So, by now you’ve probably heard about this so-called rash of clown sightings in some states. The Tennessee Highway Patrol even went so far as to post a warning to beware of persons dressed as clowns after reports of clowns threatening children in East Tennessee. According to a report on WSMV, the THP warns these men could be predators. If you happen to come across any related cases call 911 or *847.
Better yet, you should prepare to defend yourself. Author Chuck Sambuchino tells you how in his book, When Clowns Attack, which I reviewed for Blogging for Books last year. Here’s the review in case you missed it:

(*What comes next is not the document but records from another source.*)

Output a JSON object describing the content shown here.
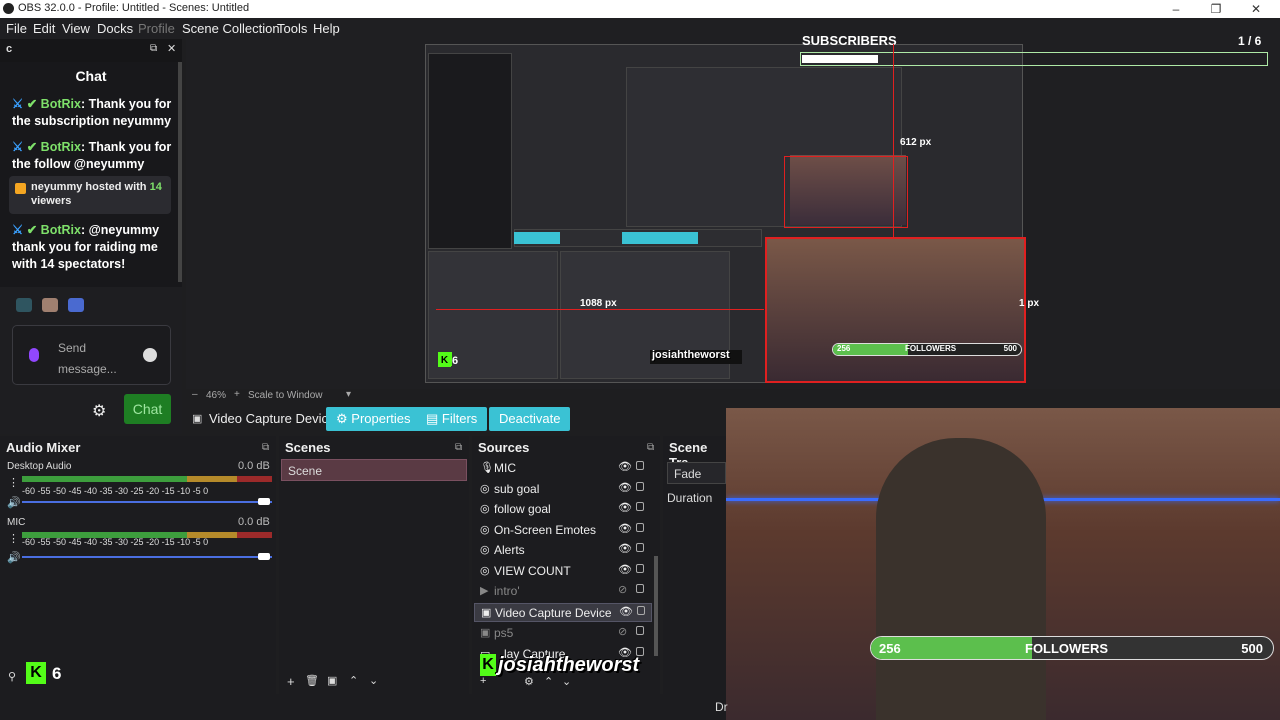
{
  "titlebar": {
    "title": "OBS 32.0.0 - Profile: Untitled - Scenes: Untitled",
    "minimize": "–",
    "maximize": "❐",
    "close": "✕"
  },
  "menu": {
    "file": "File",
    "edit": "Edit",
    "view": "View",
    "docks": "Docks",
    "profile": "Profile",
    "scene_collection": "Scene Collection",
    "tools": "Tools",
    "help": "Help"
  },
  "chat_dock": {
    "dock_title": "c",
    "panel_title": "Chat",
    "messages": [
      {
        "user": "BotRix",
        "text": ": Thank you for the subscription neyummy"
      },
      {
        "user": "BotRix",
        "text": ": Thank you for the follow @neyummy"
      },
      {
        "user": "BotRix",
        "text": ": @neyummy thank you for raiding me with 14 spectators!"
      }
    ],
    "host_notice": {
      "user": "neyummy",
      "mid": " hosted with ",
      "count": "14",
      "suffix": "viewers"
    },
    "send_placeholder": "Send message...",
    "chat_button": "Chat"
  },
  "overlay": {
    "subscribers_label": "SUBSCRIBERS",
    "subscribers_count": "1  / 6",
    "px_612": "612 px",
    "px_1088": "1088 px",
    "px_1": "1 px",
    "followers_current": "256",
    "followers_label": "FOLLOWERS",
    "followers_goal": "500",
    "followers_fraction": 0.4,
    "kick_count": "6",
    "channel_name": "josiahtheworst"
  },
  "zoom": {
    "level": "46%",
    "mode": "Scale to Window"
  },
  "source_toolbar": {
    "source_name": "Video Capture Devic",
    "properties": "Properties",
    "filters": "Filters",
    "deactivate": "Deactivate"
  },
  "audio_mixer": {
    "title": "Audio Mixer",
    "ticks": "-60  -55  -50  -45  -40  -35  -30  -25  -20  -15  -10   -5    0",
    "channels": [
      {
        "name": "Desktop Audio",
        "db": "0.0 dB"
      },
      {
        "name": "MIC",
        "db": "0.0 dB"
      }
    ]
  },
  "scenes": {
    "title": "Scenes",
    "items": [
      "Scene"
    ]
  },
  "sources": {
    "title": "Sources",
    "items": [
      {
        "name": "MIC",
        "icon": "mic-icon"
      },
      {
        "name": "sub goal",
        "icon": "globe-icon"
      },
      {
        "name": "follow goal",
        "icon": "globe-icon"
      },
      {
        "name": "On-Screen Emotes",
        "icon": "globe-icon"
      },
      {
        "name": "Alerts",
        "icon": "globe-icon"
      },
      {
        "name": "VIEW COUNT",
        "icon": "globe-icon"
      },
      {
        "name": "intro'",
        "icon": "play-icon"
      },
      {
        "name": "Video Capture Device",
        "icon": "camera-icon"
      },
      {
        "name": "ps5",
        "icon": "camera-icon"
      },
      {
        "name": "lay Capture",
        "icon": "monitor-icon"
      }
    ]
  },
  "scene_transitions": {
    "title": "Scene Tra",
    "transition": "Fade",
    "duration_label": "Duration"
  },
  "status": {
    "tail": "Dr"
  }
}
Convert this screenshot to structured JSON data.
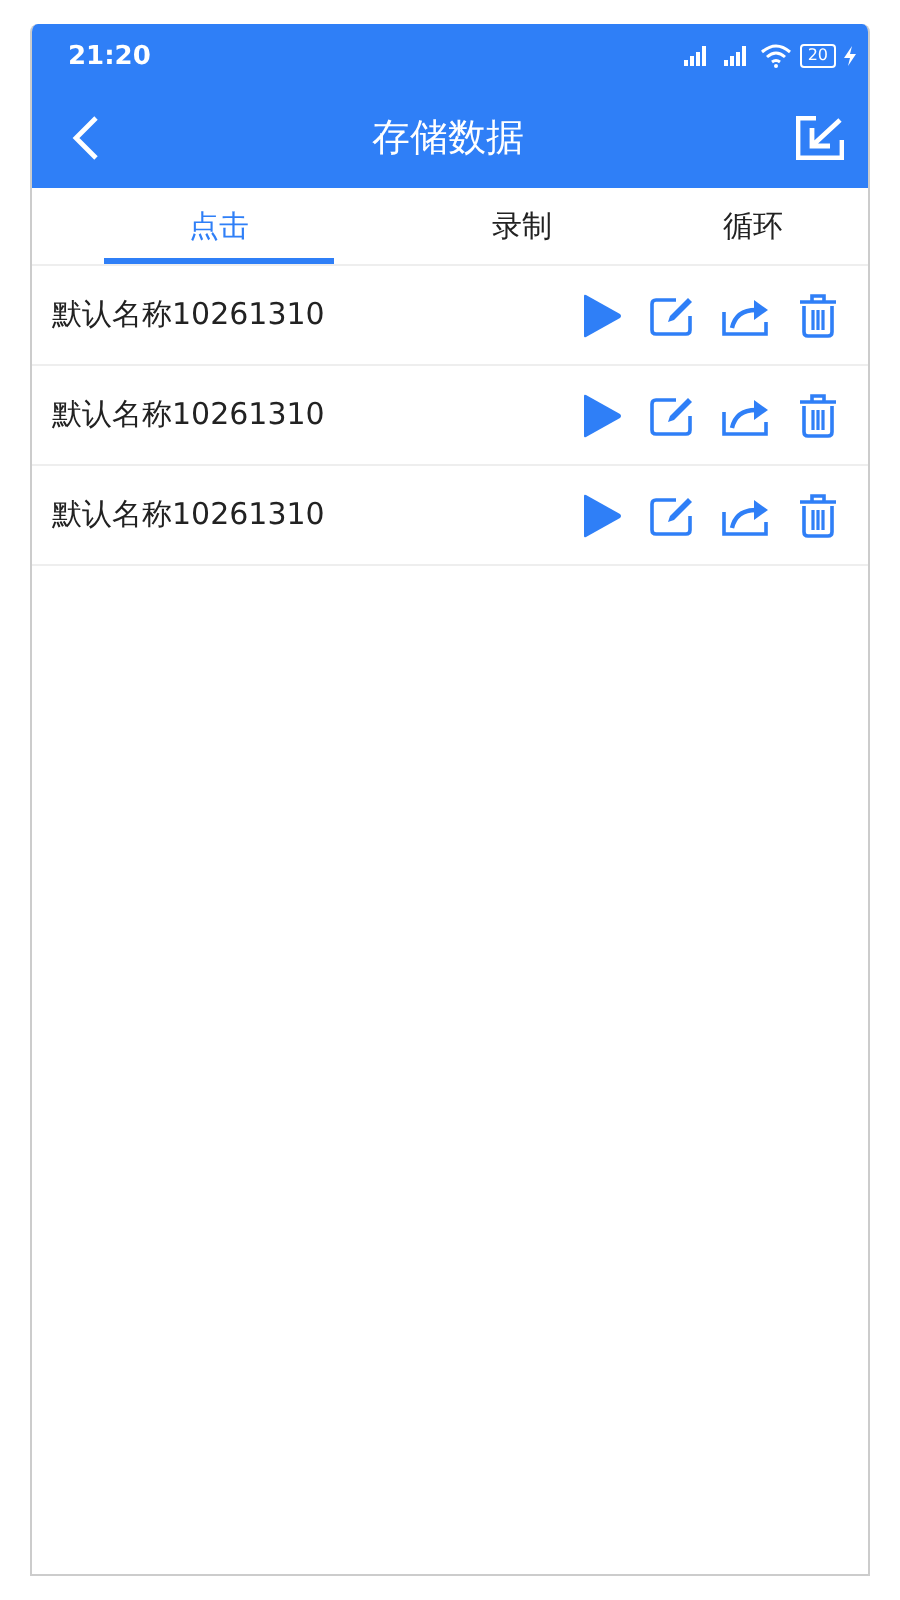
{
  "status_bar": {
    "time": "21:20",
    "battery": "20"
  },
  "header": {
    "title": "存储数据"
  },
  "tabs": [
    {
      "label": "点击",
      "selected": true
    },
    {
      "label": "录制",
      "selected": false
    },
    {
      "label": "循环",
      "selected": false
    }
  ],
  "records": [
    {
      "name": "默认名称10261310"
    },
    {
      "name": "默认名称10261310"
    },
    {
      "name": "默认名称10261310"
    }
  ]
}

Just in time for Halloween comes an indispensable survival guide, When Clowns Attack (Ten Speed Press, $14.99). The slim hardcover book by Writer’s Digest advice expert Chuck Sambuchino may sound silly, but it treats its topic as deadly serious. (Hey, clowns might look like they are having a lot of fun, but that’s part of their way of luring you in for one of their patented bozo attacks!)
Following on the heels of the popular Zombie Survival Guide: Recorded Attacks by Max Brooks and his own How to Survive a Garden Gnome Attack, Sambuchino exposes a far more credible threat and ways to deal with it in his killer clown opus. Zombies may be scary, but clowns are real, OK?

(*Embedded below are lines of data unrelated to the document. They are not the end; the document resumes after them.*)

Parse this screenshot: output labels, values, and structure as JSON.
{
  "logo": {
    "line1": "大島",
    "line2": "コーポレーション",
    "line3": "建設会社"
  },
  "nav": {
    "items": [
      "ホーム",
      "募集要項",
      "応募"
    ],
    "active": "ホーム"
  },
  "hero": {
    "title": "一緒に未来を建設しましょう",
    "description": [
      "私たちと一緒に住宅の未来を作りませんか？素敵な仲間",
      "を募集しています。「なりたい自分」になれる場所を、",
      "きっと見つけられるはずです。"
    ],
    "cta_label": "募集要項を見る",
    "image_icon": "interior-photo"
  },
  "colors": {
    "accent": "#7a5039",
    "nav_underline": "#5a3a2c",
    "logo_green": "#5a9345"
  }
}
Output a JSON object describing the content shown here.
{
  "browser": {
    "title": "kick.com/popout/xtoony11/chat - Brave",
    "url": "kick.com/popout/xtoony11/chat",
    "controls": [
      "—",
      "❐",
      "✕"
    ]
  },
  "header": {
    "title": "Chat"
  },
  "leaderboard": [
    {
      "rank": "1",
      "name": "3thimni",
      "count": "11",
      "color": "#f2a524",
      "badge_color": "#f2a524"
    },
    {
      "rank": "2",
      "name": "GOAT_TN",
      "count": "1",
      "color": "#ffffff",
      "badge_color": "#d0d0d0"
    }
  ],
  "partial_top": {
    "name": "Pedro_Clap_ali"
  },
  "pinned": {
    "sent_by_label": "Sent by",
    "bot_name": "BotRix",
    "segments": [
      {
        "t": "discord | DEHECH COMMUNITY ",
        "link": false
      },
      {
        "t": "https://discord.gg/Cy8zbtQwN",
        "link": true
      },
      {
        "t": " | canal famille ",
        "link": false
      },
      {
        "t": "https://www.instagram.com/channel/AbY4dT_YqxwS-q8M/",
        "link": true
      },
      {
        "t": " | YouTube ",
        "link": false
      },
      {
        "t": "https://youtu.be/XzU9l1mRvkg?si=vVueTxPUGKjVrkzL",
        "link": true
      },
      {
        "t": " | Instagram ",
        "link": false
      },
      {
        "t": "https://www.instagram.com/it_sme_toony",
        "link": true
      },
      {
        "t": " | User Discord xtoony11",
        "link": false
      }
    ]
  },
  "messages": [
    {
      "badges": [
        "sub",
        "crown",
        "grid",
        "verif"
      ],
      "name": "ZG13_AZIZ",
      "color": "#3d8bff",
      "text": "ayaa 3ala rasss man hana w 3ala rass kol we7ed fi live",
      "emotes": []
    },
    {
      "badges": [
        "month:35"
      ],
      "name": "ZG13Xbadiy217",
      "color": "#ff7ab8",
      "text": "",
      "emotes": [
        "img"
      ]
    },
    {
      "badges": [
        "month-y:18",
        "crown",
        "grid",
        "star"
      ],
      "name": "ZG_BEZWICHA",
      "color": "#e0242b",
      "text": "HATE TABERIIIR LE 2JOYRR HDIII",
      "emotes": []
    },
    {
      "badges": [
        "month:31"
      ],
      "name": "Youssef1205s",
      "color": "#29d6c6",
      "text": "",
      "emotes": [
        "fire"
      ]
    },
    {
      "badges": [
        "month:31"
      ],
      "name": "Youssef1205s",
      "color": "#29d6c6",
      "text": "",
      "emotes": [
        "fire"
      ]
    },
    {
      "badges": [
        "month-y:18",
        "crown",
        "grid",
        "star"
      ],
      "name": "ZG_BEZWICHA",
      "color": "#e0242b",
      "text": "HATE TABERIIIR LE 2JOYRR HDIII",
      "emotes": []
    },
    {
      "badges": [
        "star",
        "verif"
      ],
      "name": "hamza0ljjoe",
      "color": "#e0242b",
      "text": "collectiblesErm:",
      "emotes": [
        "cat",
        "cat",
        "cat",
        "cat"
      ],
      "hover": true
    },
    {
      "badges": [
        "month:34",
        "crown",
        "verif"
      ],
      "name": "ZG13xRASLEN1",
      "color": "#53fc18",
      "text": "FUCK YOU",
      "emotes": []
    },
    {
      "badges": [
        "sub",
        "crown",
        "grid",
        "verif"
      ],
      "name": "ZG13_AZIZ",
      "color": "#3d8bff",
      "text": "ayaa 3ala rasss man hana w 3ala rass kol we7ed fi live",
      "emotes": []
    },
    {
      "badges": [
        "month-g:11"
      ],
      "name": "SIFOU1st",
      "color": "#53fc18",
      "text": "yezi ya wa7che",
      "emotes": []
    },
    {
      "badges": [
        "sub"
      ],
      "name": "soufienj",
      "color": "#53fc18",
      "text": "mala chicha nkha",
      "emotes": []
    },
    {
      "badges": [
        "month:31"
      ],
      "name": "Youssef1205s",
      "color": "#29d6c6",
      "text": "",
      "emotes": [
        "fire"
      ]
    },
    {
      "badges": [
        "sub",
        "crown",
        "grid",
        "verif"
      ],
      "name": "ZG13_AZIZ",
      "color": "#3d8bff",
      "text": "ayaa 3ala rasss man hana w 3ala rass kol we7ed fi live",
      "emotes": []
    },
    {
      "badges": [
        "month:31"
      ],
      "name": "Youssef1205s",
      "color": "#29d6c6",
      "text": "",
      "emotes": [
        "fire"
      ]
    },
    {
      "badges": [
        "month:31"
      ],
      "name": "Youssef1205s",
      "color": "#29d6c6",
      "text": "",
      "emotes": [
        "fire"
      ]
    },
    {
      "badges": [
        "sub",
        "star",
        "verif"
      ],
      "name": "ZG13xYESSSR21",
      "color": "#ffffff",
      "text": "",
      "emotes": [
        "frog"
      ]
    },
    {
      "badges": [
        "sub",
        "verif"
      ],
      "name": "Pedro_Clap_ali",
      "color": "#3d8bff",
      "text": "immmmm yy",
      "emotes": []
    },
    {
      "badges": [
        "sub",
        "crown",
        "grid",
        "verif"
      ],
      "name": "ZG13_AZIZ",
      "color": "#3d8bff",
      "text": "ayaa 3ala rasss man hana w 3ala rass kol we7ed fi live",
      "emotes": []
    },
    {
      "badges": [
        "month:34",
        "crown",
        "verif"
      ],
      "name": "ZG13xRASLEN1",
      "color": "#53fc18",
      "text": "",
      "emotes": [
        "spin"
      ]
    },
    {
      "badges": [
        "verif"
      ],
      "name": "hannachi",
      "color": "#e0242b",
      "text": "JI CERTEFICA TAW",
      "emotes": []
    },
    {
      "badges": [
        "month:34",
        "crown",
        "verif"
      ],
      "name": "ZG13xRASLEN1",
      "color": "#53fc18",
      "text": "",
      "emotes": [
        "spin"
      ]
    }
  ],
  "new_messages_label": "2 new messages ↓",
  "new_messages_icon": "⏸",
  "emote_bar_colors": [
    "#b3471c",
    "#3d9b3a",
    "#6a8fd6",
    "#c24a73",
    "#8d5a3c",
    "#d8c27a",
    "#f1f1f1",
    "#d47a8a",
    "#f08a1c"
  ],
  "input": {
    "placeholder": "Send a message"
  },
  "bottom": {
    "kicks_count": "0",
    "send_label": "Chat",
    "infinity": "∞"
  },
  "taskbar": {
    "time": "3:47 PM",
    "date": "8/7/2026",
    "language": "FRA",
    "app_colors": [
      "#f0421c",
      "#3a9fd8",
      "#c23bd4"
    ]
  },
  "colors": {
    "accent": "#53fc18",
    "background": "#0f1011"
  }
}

Clowns, he explains, are simply not what they appear to be. You never know their real names, they gallivant about in size 22 shoes, purposefully wear oversized pants in which they can hide all manner of weapons, seem impervious to pain, and have a fetish for children, who they routinely kidnap and indoctrinate into their colorful lifestyle.
Sambuchino speaks from personal experience: both his grandfathers suffered at the hands of these deranged jokers years ago, he tells us in his introduction. As a result, Sambuchino founded the anti-clown group Red Nose Alert and its mission to dutifully arms readers for every eventuality when confronting crazed clowns, explaining what to look for (from their facepaint to their clothes), how to outrun a clown (throw imaginary objects at them to distract them!), and how to defend yourself in an attack (make a fart sound and they will double over in hysteria) .

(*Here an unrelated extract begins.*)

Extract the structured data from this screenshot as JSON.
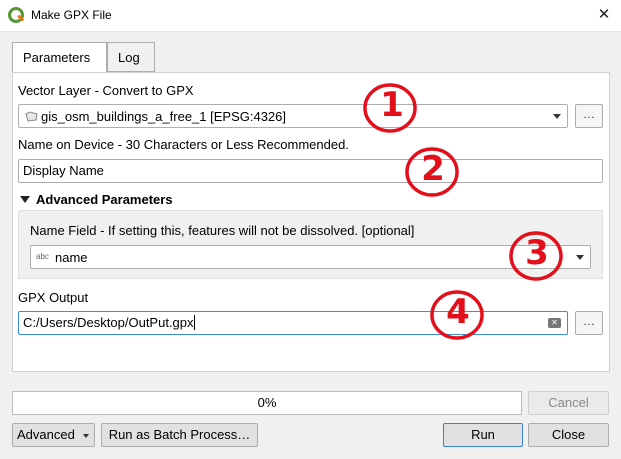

The book is full of colorful photographs of the felonious jokesters, though many are stock images. It would have been more exciting to see photos of such crazed clowns as Pennywise from Stephen King’s It, Shaggy 2 Dope and Violent J from Insane Clown Posse, or Twisty the Clown from American Horror Story: Freak Show, but copyrights would probably have been difficult to obtain.
Still, the book is a fun diversion overall and, who knows, could prove useful in the event of a clown attack. At the very least, you could smack the book over the head of a clown. So there’s that.
Note: I received this book from Blogging for Books in exchange for this review.